| WHAT NEEDS TO BE DONE |
The answer should be each line from the entries below that has the word "phone" in it.

Saved entries
━━━
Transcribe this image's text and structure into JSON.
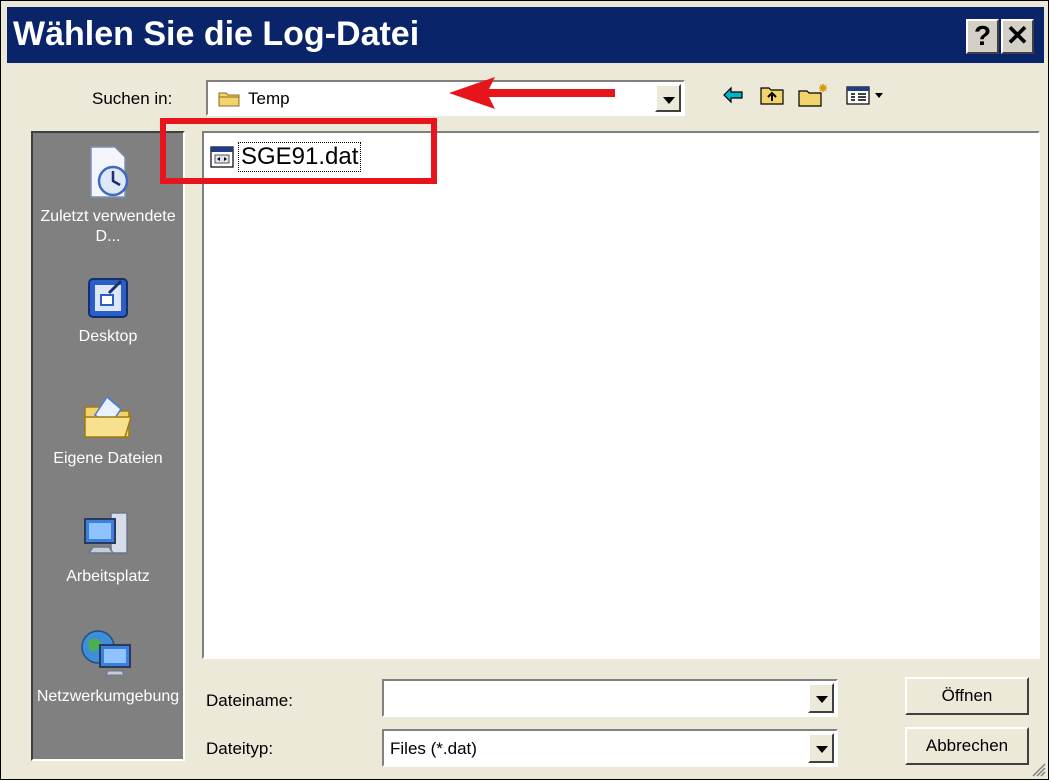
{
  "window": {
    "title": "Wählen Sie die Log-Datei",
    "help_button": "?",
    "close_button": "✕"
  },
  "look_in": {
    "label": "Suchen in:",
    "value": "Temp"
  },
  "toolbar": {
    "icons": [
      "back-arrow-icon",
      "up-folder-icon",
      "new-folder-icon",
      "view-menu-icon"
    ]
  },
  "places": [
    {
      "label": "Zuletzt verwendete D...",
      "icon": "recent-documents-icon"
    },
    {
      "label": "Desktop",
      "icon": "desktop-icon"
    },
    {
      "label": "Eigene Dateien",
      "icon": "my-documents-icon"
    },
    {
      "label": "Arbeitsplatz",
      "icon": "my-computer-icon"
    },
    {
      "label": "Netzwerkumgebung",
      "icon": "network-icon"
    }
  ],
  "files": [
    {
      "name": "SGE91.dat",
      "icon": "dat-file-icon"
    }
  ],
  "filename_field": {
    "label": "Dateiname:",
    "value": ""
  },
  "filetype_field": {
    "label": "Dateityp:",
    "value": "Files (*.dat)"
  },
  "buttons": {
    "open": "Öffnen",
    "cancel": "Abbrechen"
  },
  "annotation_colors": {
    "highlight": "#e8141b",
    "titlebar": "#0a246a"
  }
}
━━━
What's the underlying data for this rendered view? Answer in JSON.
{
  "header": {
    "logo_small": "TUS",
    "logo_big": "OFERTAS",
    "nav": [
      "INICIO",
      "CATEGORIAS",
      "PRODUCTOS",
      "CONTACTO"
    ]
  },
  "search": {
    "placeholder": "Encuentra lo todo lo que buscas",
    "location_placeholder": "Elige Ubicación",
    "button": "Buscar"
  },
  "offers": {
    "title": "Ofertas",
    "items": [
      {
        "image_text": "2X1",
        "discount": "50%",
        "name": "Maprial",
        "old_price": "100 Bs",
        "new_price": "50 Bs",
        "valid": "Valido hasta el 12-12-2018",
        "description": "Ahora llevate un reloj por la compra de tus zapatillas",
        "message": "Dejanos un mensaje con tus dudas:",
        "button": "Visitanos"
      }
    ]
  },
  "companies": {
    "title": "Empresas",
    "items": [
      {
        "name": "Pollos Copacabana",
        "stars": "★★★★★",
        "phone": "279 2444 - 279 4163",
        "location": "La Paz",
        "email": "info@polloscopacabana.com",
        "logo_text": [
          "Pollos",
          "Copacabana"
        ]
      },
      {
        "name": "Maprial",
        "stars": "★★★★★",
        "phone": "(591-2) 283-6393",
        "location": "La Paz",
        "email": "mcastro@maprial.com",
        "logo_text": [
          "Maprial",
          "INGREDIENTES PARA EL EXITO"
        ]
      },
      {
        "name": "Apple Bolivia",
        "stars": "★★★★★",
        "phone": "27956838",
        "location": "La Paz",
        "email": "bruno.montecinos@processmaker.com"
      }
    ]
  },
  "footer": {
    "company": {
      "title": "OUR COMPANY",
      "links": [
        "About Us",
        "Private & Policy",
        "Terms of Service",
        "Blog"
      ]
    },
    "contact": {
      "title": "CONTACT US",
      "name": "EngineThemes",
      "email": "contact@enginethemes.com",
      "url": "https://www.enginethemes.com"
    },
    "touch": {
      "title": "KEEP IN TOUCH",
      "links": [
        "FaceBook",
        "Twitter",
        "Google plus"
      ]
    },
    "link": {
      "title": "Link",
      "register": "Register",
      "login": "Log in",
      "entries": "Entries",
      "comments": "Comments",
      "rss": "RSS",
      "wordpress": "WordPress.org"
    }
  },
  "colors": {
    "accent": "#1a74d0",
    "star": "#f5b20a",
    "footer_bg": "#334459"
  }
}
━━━
| THE ANSWER |
        "phone": "279 2444 - 279 4163",
        "phone": "(591-2) 283-6393",
        "phone": "27956838",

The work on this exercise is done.